“When something really connects with you, it’s like a physical sensation,” he says. “You get a shiver down your spine. You really feel things. So a lot of [the process] is being open to your own feelings and being honest with yourself about what you like. I like writing music that I want to listen to. I’m making things that I love, in that sense, because I want to experience them over and over again.”
Marrying music to film, an art form in its own right, demands even more of the creators. Britell credits his experience through the ASCAP Columbia University Film Scoring Workshop, under music editor and supervisor Alex Steyermark, as being an influence. In one workshop, Steyermark posed the question: “[The music] is good, but is it really the best music for this sequence?”
The seemingly simple question had a huge impact on Britell.
“I’m not just trying to write a piece of music that works,” Britell declares. “I’m trying to bring something to the director that I feel is truly the best idea I have for whatever the particular moment is. The best idea is one that connects with the film, but also one that I feel intellectually and emotionally invested in.”

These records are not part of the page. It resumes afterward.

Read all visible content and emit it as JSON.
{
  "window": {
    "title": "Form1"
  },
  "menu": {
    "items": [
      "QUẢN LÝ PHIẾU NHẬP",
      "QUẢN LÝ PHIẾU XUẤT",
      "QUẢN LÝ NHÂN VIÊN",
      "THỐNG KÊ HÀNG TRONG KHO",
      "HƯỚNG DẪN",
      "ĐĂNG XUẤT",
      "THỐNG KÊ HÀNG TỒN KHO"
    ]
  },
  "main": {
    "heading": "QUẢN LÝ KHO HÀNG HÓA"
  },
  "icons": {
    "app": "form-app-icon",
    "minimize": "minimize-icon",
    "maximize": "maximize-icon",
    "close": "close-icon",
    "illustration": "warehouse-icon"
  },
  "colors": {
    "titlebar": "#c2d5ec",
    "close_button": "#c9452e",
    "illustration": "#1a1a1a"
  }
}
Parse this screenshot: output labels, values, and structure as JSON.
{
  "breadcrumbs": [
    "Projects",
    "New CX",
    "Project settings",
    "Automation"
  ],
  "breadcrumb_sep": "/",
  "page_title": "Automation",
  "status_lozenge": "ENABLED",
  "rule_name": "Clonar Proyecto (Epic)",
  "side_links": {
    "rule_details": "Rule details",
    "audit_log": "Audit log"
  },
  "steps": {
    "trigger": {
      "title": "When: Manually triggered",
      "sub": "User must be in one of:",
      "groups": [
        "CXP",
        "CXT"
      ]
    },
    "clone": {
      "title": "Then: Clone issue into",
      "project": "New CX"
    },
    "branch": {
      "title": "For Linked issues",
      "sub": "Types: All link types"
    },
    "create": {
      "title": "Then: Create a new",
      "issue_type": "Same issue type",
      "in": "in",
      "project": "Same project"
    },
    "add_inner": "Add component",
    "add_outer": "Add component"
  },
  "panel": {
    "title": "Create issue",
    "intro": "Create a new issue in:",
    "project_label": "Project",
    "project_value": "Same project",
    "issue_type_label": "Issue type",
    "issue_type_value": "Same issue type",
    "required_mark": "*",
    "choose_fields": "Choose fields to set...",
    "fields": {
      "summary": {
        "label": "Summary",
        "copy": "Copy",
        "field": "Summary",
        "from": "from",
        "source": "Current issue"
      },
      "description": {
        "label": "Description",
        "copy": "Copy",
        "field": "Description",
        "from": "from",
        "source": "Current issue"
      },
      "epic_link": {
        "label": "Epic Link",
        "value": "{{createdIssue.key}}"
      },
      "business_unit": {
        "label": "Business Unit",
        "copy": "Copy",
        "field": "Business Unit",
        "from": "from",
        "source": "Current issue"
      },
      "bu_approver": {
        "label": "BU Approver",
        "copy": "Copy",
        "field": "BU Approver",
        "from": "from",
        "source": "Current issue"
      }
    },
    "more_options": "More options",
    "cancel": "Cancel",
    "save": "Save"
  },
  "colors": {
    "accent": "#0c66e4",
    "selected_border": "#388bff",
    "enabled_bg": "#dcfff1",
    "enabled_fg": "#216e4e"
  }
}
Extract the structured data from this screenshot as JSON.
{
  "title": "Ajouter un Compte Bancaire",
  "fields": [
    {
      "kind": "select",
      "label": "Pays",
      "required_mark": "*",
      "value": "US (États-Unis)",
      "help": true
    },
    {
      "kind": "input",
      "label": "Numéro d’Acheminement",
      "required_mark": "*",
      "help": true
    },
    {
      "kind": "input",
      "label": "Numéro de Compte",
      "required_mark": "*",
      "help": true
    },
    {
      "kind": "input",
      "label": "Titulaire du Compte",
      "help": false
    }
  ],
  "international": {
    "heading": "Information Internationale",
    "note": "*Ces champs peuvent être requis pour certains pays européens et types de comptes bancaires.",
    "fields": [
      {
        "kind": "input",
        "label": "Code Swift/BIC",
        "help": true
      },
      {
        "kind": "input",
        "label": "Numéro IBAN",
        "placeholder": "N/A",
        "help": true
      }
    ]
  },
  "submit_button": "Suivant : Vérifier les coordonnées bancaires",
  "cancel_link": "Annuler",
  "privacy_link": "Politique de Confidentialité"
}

Everyone who has worked with Britell, including Adam McKay and Barry Jenkins in their own interviews, speak highly of him as a person, a composer, a collaborator. He no doubt has a strong community of supporters who will be rooting for him at the Oscars on February 24th.
Meanwhile Britell is already thinking about his next project: scoring a film adaptation of the original story of Carmen, to be directed by Benjamin Millepied (Portman’s husband) and produced by Estabrook.
Whatever Britell has on tap to release next, we are all ears. Everything is working. It feels good. Keep going.
(Photos of Nicholas Britell by Dominic Nicholls)